White Line Fever
I want to hold your hand
One night I was reveling in the sounds of my favorite Country and Western tunes, when my room mate Michael walked in and started an unsolicited critique of this particular musical venue.
- How can you listen to that crap? It’s so cheesy and maudlin. Then worse, they layer on that silly Hawaiian guitar. This music has no redeeming value whatsoever
At that point in time my favorite singers included the likes of George Jones, Tammy Wynette, Conway Twitty, Loretta Lynn, Merle Haggard, Waylon Jennings and Buck Owens.
I explained to Michael that this type of music was meant to be maudlin, tear jerking, common and base because it spoke for millions of people who led ordinary, simple lives. It spoke to their every day struggles, their everyday hopes and fears, and their everyday life experiences especially when it came to matters of the heart.
In particular, it was directed to people who suffered hardship, who had blue collar jobs, who liked to drink, who cheated on their spouses, whose spouses cheated on them, and who had occasionally run afoul of the law.
It was all about hard driving, hard living, hard drinking, hard loving and hard working ordinary men and women.
As far as the steel guitar was concerned, I explained that playing a National Pedal Steel was incredibly difficult and that the whining or staccato refrains provided vital counterpoint to the vocal lyrics.
In telling Michael he was a bigoted, closed mind effete snob, I then set out to prove him wrong.
Realizing that conventional logic would not hold sway, the only alternative left was to drug him as I set the stage for a possible epiphany. So, one late Saturday afternoon after we took some mescaline it seemed that was as good a time as any other. Suggesting that we should take a ride in the country, we set out down the Massachusetts turnpike for Springfield.
I was the driver, and one of the rules of long distance driving is that the driver always gets to pick the music.
Asking him to be patient, I started playing Country music suggesting that he envision us being long haul truckers, high on amphetamines, hours away from our intended destination, with our loving but lonely or bored wife or girlfriend left behind for some predatory bar fly to attempt sweet talking her into bed.
As the drug began to take effect, the music worked its charm on the previously suppressed temporal lobe of Michael’s pre-biased brain, then as the alternating dashed and solid white lines of the highway whizzed by, visually reinforcing Merle Haggard’s song about the road paint that separates the lanes, he suddenly without further provocation shouted:
- I get it. Now I get it! This stuff is really good.
Then whenever the steel guitar played short counter pointing bursts behind the whiney vocals, he smiled, twitched his fingers and forearms in synch as though he might be faking the onset of a grand mal seizure while shouting out:

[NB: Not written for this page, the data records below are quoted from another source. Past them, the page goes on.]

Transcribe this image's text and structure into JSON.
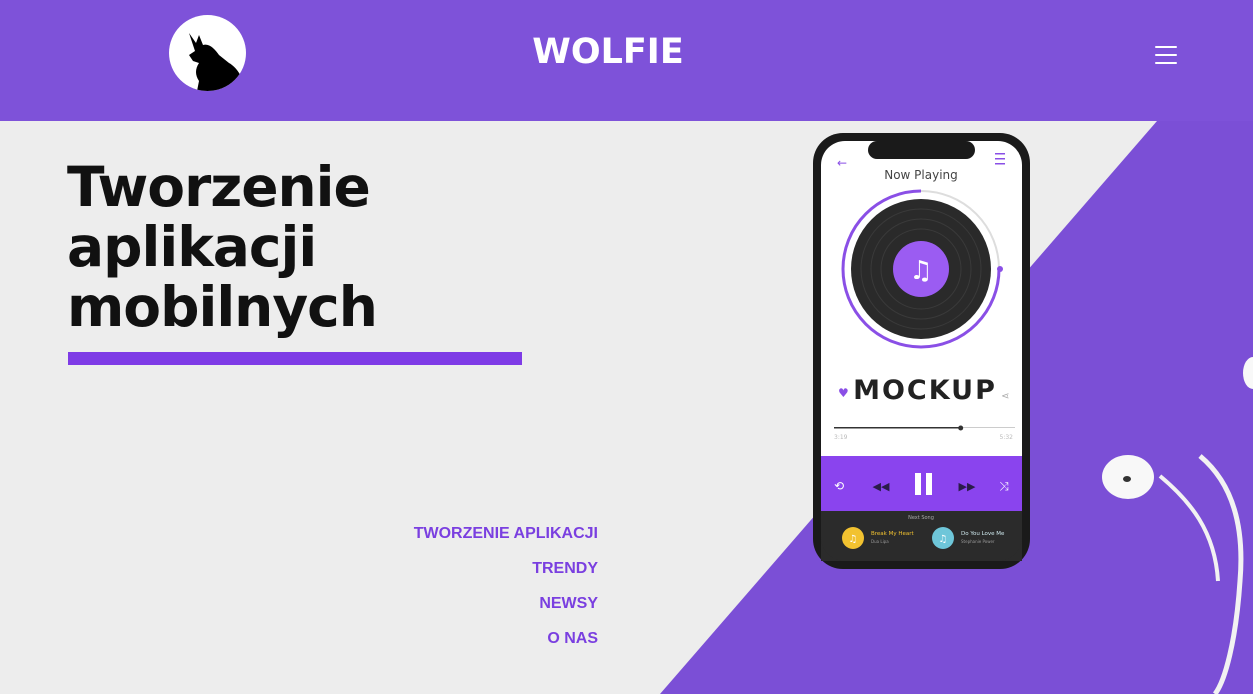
{
  "header": {
    "brand": "WOLFIE",
    "logo_icon": "wolf-icon",
    "menu_icon": "hamburger-icon"
  },
  "hero": {
    "title_lines": [
      "Tworzenie",
      "aplikacji",
      "mobilnych"
    ]
  },
  "nav": {
    "items": [
      {
        "label": "TWORZENIE APLIKACJI"
      },
      {
        "label": "TRENDY"
      },
      {
        "label": "NEWSY"
      },
      {
        "label": "O NAS"
      }
    ]
  },
  "phone": {
    "screen_title": "Now Playing",
    "mockup_text": "MOCKUP",
    "time_elapsed": "3:19",
    "time_total": "5:32",
    "next_song_label": "Next Song",
    "next_songs": [
      {
        "title": "Break My Heart",
        "artist": "Dua Lipa"
      },
      {
        "title": "Do You Love Me",
        "artist": "Stephanie Power"
      }
    ],
    "progress": 0.7
  },
  "colors": {
    "brand_purple": "#7e52d9",
    "accent_purple": "#7e3be6",
    "link_purple": "#7a3fe0",
    "background": "#ececec"
  }
}
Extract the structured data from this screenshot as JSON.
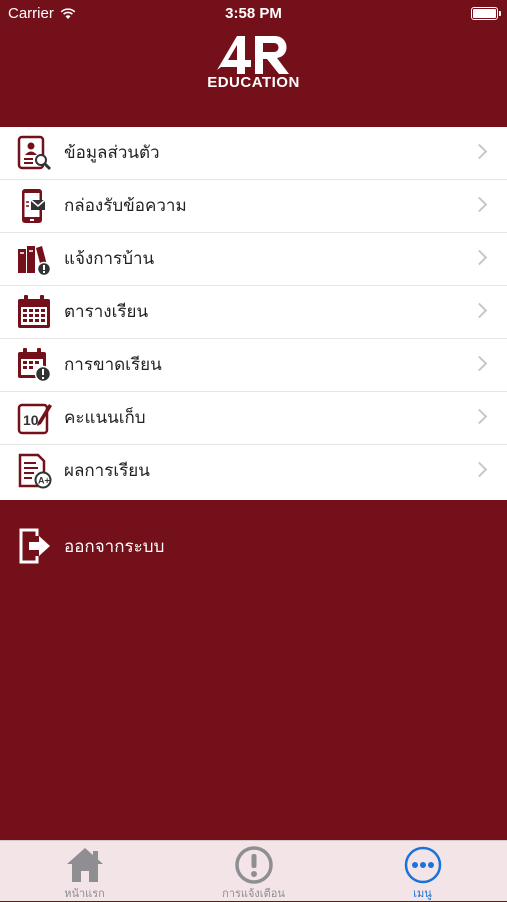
{
  "status_bar": {
    "carrier": "Carrier",
    "time": "3:58 PM"
  },
  "header": {
    "logo_text": "EDUCATION"
  },
  "menu": {
    "items": [
      {
        "label": "ข้อมูลส่วนตัว",
        "icon": "profile-search-icon"
      },
      {
        "label": "กล่องรับข้อความ",
        "icon": "phone-message-icon"
      },
      {
        "label": "แจ้งการบ้าน",
        "icon": "books-alert-icon"
      },
      {
        "label": "ตารางเรียน",
        "icon": "calendar-icon"
      },
      {
        "label": "การขาดเรียน",
        "icon": "calendar-alert-icon"
      },
      {
        "label": "คะแนนเก็บ",
        "icon": "score-edit-icon"
      },
      {
        "label": "ผลการเรียน",
        "icon": "grade-report-icon"
      }
    ]
  },
  "logout": {
    "label": "ออกจากระบบ",
    "icon": "logout-icon"
  },
  "tab_bar": {
    "tabs": [
      {
        "label": "หน้าแรก",
        "icon": "home-icon"
      },
      {
        "label": "การแจ้งเตือน",
        "icon": "alert-icon"
      },
      {
        "label": "เมนู",
        "icon": "more-icon",
        "active": true
      }
    ]
  },
  "colors": {
    "brand": "#74101a",
    "active_tab": "#1a73d9",
    "tab_bar_bg": "#f3e4e7"
  }
}
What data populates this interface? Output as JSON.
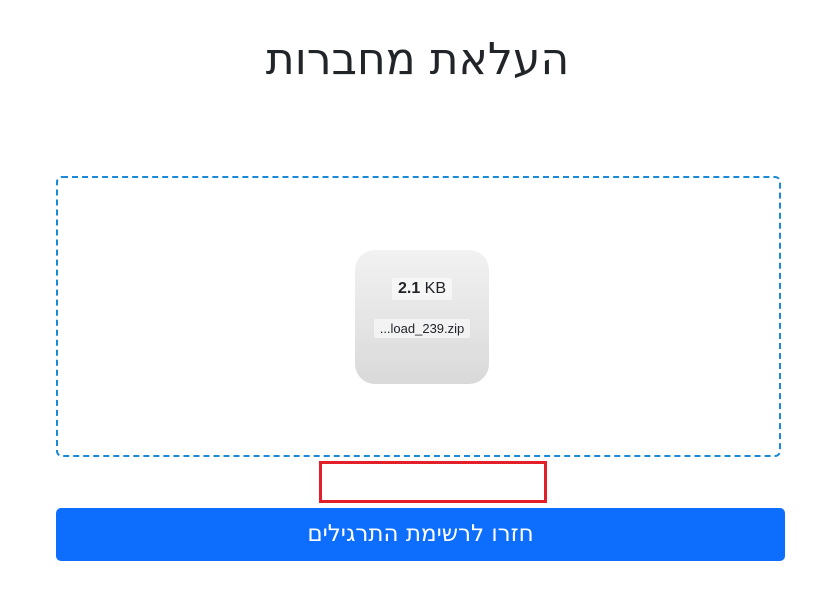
{
  "page": {
    "title": "העלאת מחברות"
  },
  "dropzone": {
    "file": {
      "size_value": "2.1",
      "size_unit": "KB",
      "name": "...load_239.zip"
    }
  },
  "actions": {
    "back_label": "חזרו לרשימת התרגילים"
  },
  "colors": {
    "accent": "#0d6efd",
    "dropzone_border": "#1a8ad8",
    "error_outline": "#e3202a"
  }
}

This vignette reminded of the time in the tenth grade when our social studies teacher began a ranting soliloquy in front of the class asking repeatedly who could tell him how any one of us sitting in the room on that very day could immediately make a million dollars.
We were stupefied. After all, we were only in the tenth grade and it was 1963. How could any one of us even dream of making such an unimaginable sum as one million dollars?
He then prompted us by asking what was the unifying theme of all the current rock and roll music we were raging over while parents scolded or attempted to censor their daughters new love for the greased up male icons they were gah-gah swooning over. He ranted:
- Forget the swiveling hips. What’s the same old thing that repeatedly comes out of their mouths?
Once again, the class was stymied.
- It’s all about maudlin sentimentality. It’s all about falling in and out of love, and getting a boyfriend or losing a girlfriend, and dreaming about a perfect relationship with a perfect person, or getting back at the guy who stole your girl, and getting dates, or your mother or father hating the guy or girl you bring home and about crying over a lot of spilt milk. You people know what it’s all about. You’re living it. I’m too old and I don’t get it. So, if you want to make a million dollars just go home tonight and write a rock and roll love song.
Everyone thought he was nuts, but obviously, he was just a little bit ahead of the curve.
None of us wrote that song.
Other people did.
Other people made millions and millions of dollars.
These great singers and song writers in doing so then made the millions of people who listened to their ballads more significantly tied to their emotions than they already were. Whether for better or for worse, they gave much greater meaning, depth and understanding to lives that otherwise would have been empty or lost or without a rationalizing raison-d’être… if it were not for the music.
He said I’ll love you till I die
She told him you’ll forget in time
And as the years went slowly by
She still prayed upon his mind
He kept her picture on his wall
Went half crazy now and then
He still loved her through it all
Hoping she’d come back again.
Kept some letters by his bed
Dated nineteen and sixty two
He had underlined in red
Every single “I love you”
He stopped loving her today
They placed a wreath upon his door
And soon they’ll carry him away.
He stopped loving her today